H&F Law Blog: After a claim is made by a client, what effect will that have on the client’s insurance premiums in future years?  How long does it take for a claim to be removed or cleared from a client’s record? 

K&K:  Insurance companies vary on how a single claim may affect an insured’s premiums but generally it depends on the severity of the claim and the frequency of other claims in the recent past. Most insurance companies take the prior five years loss activity into account when pricing coverage. One important consideration for club owners is to purchase insurance from a company that specializes in the health and fitness industry.  By doing so, they are less likely to have the company over-react if/when a claim occurs.  Companies who specialize in a specific industry often analyze losses on an overall program basis, which will make it less likely for the insurance carrier to non-renew a club simply because they had a single large loss. 

KK insurance home office

K&K Insurance’s Home Office

K & K Insurance and Fitness Trends

H&F Law Blog: How long has K&K Insurance been providing insurance solutions specifically in the health and fitness space?

K&K:  We have 23 years of experience insuring health clubs and fitness facilities.

H&F Law Blog: What separates K&K Insurance from other insurance companies that specialize in the health and fitness space?

K&K:  K&K Insurance is a leading provider of coverage for the sports and recreation industry and specializes in insurance coverage and claims handling for sports and fitness organizations. Our underwriters work with health and fitness facilities across the United States and can provide quotes for health clubs based on their unique requirements. Claims are managed by a staff of expert litigators with the experience to competently resolve claims. K&K Insurance was founded in 1952 and places fitness coverage with insurance carriers rated A+ by A.M. Best Company.

H&F Law Blog: What is a trend that you are seeing the health and fitness industry?  How does that affect the insurance needed by your club fitness and studio fitness facility clients?

K&K:  The fitness industry is experiencing tremendous growth in many areas—from large, multipurpose facilities to boutique fitness studios specializing in the latest fitness trends. It is important that fitness facilities temper the need to offer trendy classes and equipment with a concern for safety first. Before adding a unique or trendy class (e.g. aerial yoga, acro/partner yoga, Crossfit or similar training concepts, etc) the club owner should discuss it with their insurance representative to make sure they will be properly covered.  Equipment should be manufactured by reputable companies that have tested their products for safety and courses should be offered with the health and safety of clients in mind. K&K offers a variety of programs for fitness facilities and can provide coverage for large health clubs offering a multitude of services to small specialty studios and independent fitness instructors.

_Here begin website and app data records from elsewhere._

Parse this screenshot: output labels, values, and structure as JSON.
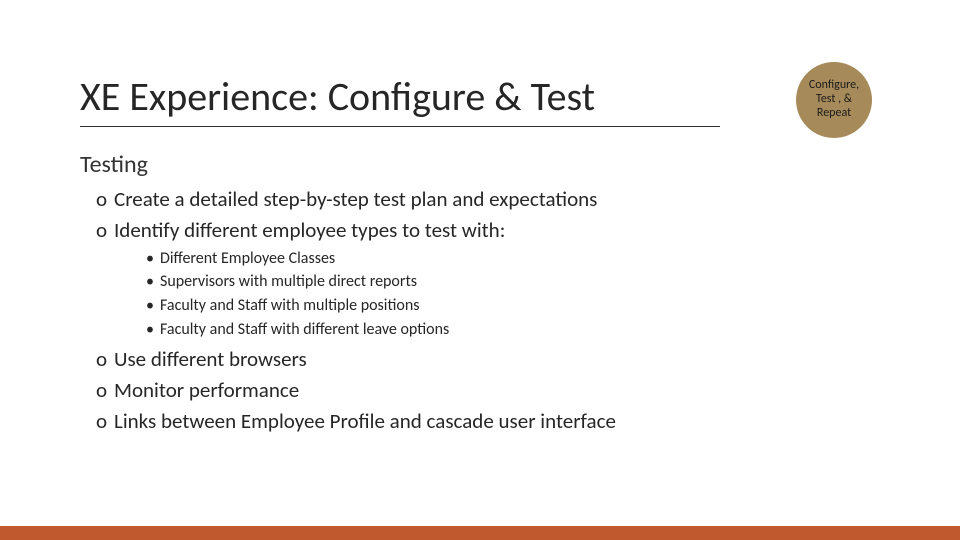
{
  "title": "XE Experience: Configure & Test",
  "badge": "Configure, Test , & Repeat",
  "subheading": "Testing",
  "bullets": {
    "o1": "Create a detailed step-by-step test plan and expectations",
    "o2": "Identify different employee types to test with:",
    "sub1": "Different Employee Classes",
    "sub2": "Supervisors with multiple direct reports",
    "sub3": "Faculty and Staff with multiple positions",
    "sub4": "Faculty and Staff with different leave options",
    "o3": "Use different browsers",
    "o4": "Monitor performance",
    "o5": "Links between Employee Profile and cascade user interface"
  },
  "accent_color": "#c0592e",
  "badge_color": "#a78a5a"
}
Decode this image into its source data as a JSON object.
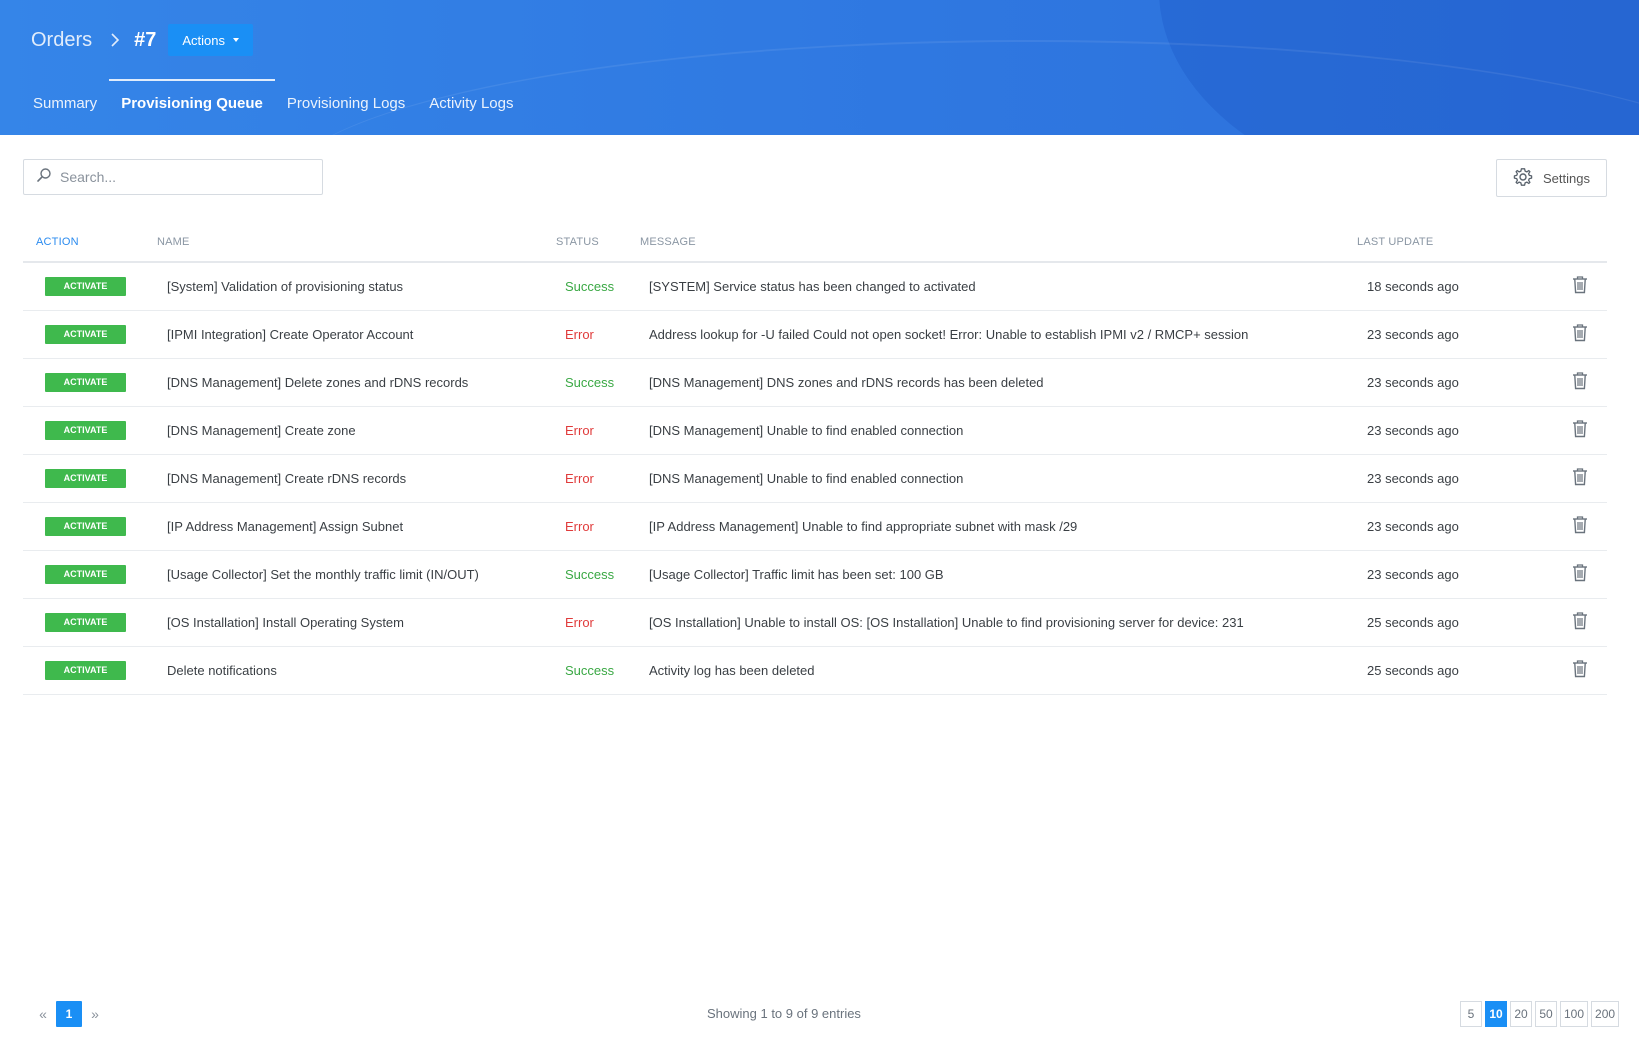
{
  "header": {
    "breadcrumb_root": "Orders",
    "order_id": "#7",
    "actions_label": "Actions"
  },
  "tabs": [
    {
      "label": "Summary",
      "active": false
    },
    {
      "label": "Provisioning Queue",
      "active": true
    },
    {
      "label": "Provisioning Logs",
      "active": false
    },
    {
      "label": "Activity Logs",
      "active": false
    }
  ],
  "toolbar": {
    "search_placeholder": "Search...",
    "search_value": "",
    "settings_label": "Settings"
  },
  "table": {
    "columns": [
      "ACTION",
      "NAME",
      "STATUS",
      "MESSAGE",
      "LAST UPDATE"
    ],
    "rows": [
      {
        "action": "ACTIVATE",
        "name": "[System] Validation of provisioning status",
        "status": "Success",
        "message": "[SYSTEM] Service status has been changed to activated",
        "updated": "18 seconds ago"
      },
      {
        "action": "ACTIVATE",
        "name": "[IPMI Integration] Create Operator Account",
        "status": "Error",
        "message": "Address lookup for -U failed Could not open socket! Error: Unable to establish IPMI v2 / RMCP+ session",
        "updated": "23 seconds ago"
      },
      {
        "action": "ACTIVATE",
        "name": "[DNS Management] Delete zones and rDNS records",
        "status": "Success",
        "message": "[DNS Management] DNS zones and rDNS records has been deleted",
        "updated": "23 seconds ago"
      },
      {
        "action": "ACTIVATE",
        "name": "[DNS Management] Create zone",
        "status": "Error",
        "message": "[DNS Management] Unable to find enabled connection",
        "updated": "23 seconds ago"
      },
      {
        "action": "ACTIVATE",
        "name": "[DNS Management] Create rDNS records",
        "status": "Error",
        "message": "[DNS Management] Unable to find enabled connection",
        "updated": "23 seconds ago"
      },
      {
        "action": "ACTIVATE",
        "name": "[IP Address Management] Assign Subnet",
        "status": "Error",
        "message": "[IP Address Management] Unable to find appropriate subnet with mask /29",
        "updated": "23 seconds ago"
      },
      {
        "action": "ACTIVATE",
        "name": "[Usage Collector] Set the monthly traffic limit (IN/OUT)",
        "status": "Success",
        "message": "[Usage Collector] Traffic limit has been set: 100 GB",
        "updated": "23 seconds ago"
      },
      {
        "action": "ACTIVATE",
        "name": "[OS Installation] Install Operating System",
        "status": "Error",
        "message": "[OS Installation] Unable to install OS: [OS Installation] Unable to find provisioning server for device: 231",
        "updated": "25 seconds ago"
      },
      {
        "action": "ACTIVATE",
        "name": "Delete notifications",
        "status": "Success",
        "message": "Activity log has been deleted",
        "updated": "25 seconds ago"
      }
    ]
  },
  "pagination": {
    "prev_icon": "double-chevron-left-icon",
    "next_icon": "double-chevron-right-icon",
    "current_page": "1",
    "showing_text": "Showing 1 to 9 of 9 entries",
    "page_sizes": [
      "5",
      "10",
      "20",
      "50",
      "100",
      "200"
    ],
    "selected_page_size": "10"
  },
  "colors": {
    "header_blue": "#2f78e1",
    "accent_blue": "#1a8ff5",
    "success_green": "#3aa844",
    "error_red": "#e03b3b",
    "badge_green": "#3fb94d"
  }
}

© Horwood Marcus & Berk Chartered 2022. All Rights Reserved.National Law Review, Volume V, Number 364

About this Author

Aaron D. Werner, Horwood Marcus Berk Law Firm,  Acquisition Attorney, Chicago, IL

AARON WERNER provides strategic, business-oriented advice to high-growth companies and investors as they navigate legal and business challenges.  Aaron's strong base of market knowledge on deal terms and strategies for navigating difficult situations comes from a decade representing clients in their most critical moments, including mergers, acquisitions, joint ventures and venture capital financing transactions. 

Aaron typically serves as outside general counsel to emerging companies in the technology, healthcare, media and entertainment, and...